I’ve been covering the retail industry for a long time. In one of my first jobs out of journalism school, I worked for a magazine called Giftware Business, then I moved on to Private Label Product News and — fast-forward to the age of digital-only — I eventually landed at Retail TouchPoints (RTP). Now heading into the 10th year of publication for RTP, I thought this would be a good opportunity for a bit of reflection.
So, I looked back at my digital folders containing articles from 2008 and, not really surprisingly, I found a lot of similarities between the topics we covered 10 years ago and the topics we’re focused on moving into 2018.
We’re still focused on tracking the customer journey, personalizing the experience for the latest new generation of shoppers, and figuring out how to collect and analyze all the data we receive.
In a 2008 article focused on 5 New Promotional Trends, we talked about the growing use of in-store digital signage and mobile; social media in marketing communications; and creative pricing strategies.
But those 2008 articles didn’t include a lot of the terminology that is ubiquitous today: omnichannel, cloud, artificial intelligence, augmented reality, IoT and unified commerce. The technological revolution certainly has had a strong hand in configuring the “how” of customer engagement.
Here’s another great example: The Retail TouchPoints annual Outlook Guide special report launched in 2010, featuring insights from leading retail industry analysts and experts — many of whom continue to work in the industry today. I’ve highlighted some “then” and “now” quotes from a few who have contributed to our Guide throughout the years.
Nikki Baird, Retail Systems Research (RSR)
2010: “Continued investment in customer programs, whether loyalty or more generic CRM-type programs, will be critical because it’s probably the best way to get the insights you need in order to figure out HOW to wean customers off of heavy price discounts.”
2017: “Retailers need to use all of the data they have — from online sales and behavior to loyalty, to in-store sales and behavior — to understand their customers. Retailers have two main options for adjusting to the modern, digital-savvy shopper. They can make the store more convenient, or they can make it more entertaining.”
Leslie Hand, IDC
2010: “The target customer is the ‘omni-channel’ shopper, an evolution of the multi-channel consumer, who wants to use all channels — store, catalog call center, Web and mobile — simultaneously, not each channel in parallel.” (Note: IDC has been credited with coining the term “omnichannel.”)
2017: “Operationalizing the digitally transformed retail business requires rethinking processes in five key business process areas: omnichannel commerce; curated product management; omni-experience customer engagement; autonomous supply and distribution; and efficient and innovation-ready operations.”
Jerry Sheldon, IHL
2010: “Retailers need to find new ways to interact with customers across many different touch points — through kiosks, mobile technology, handheld devices, digital displays, etc.
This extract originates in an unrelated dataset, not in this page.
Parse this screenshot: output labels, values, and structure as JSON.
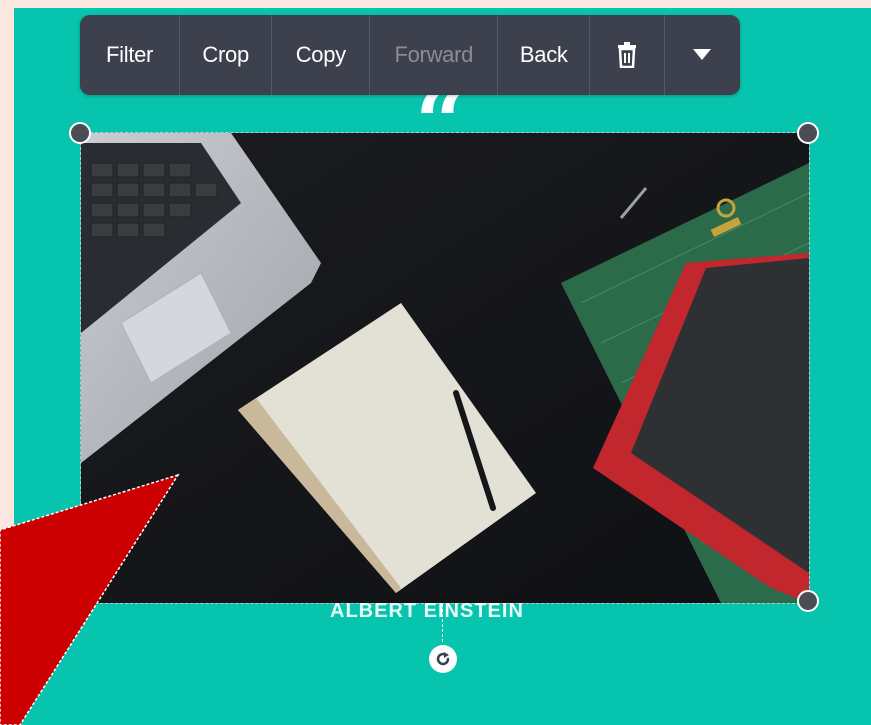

Instead of being a museum, the store should be a destination.”
2017: Retailers need: “Mobile (not mPOS) for Associates: It is especially important for associates to have inventory visibility, training, HR, WFM functionality, fulfillment notifications, etc.; and Comprehensive Order Management Systems (OMS): Consumers desire a shopping experience that enables buy, fulfill and return from any channel.”
The similarities between then and now amount to the continuous need to update strategies and find new ways to connect with shoppers. The differences reflect how advanced technologies influence those goals. Expect to see more of the same, and more of the differences, as we head into the next 10 years.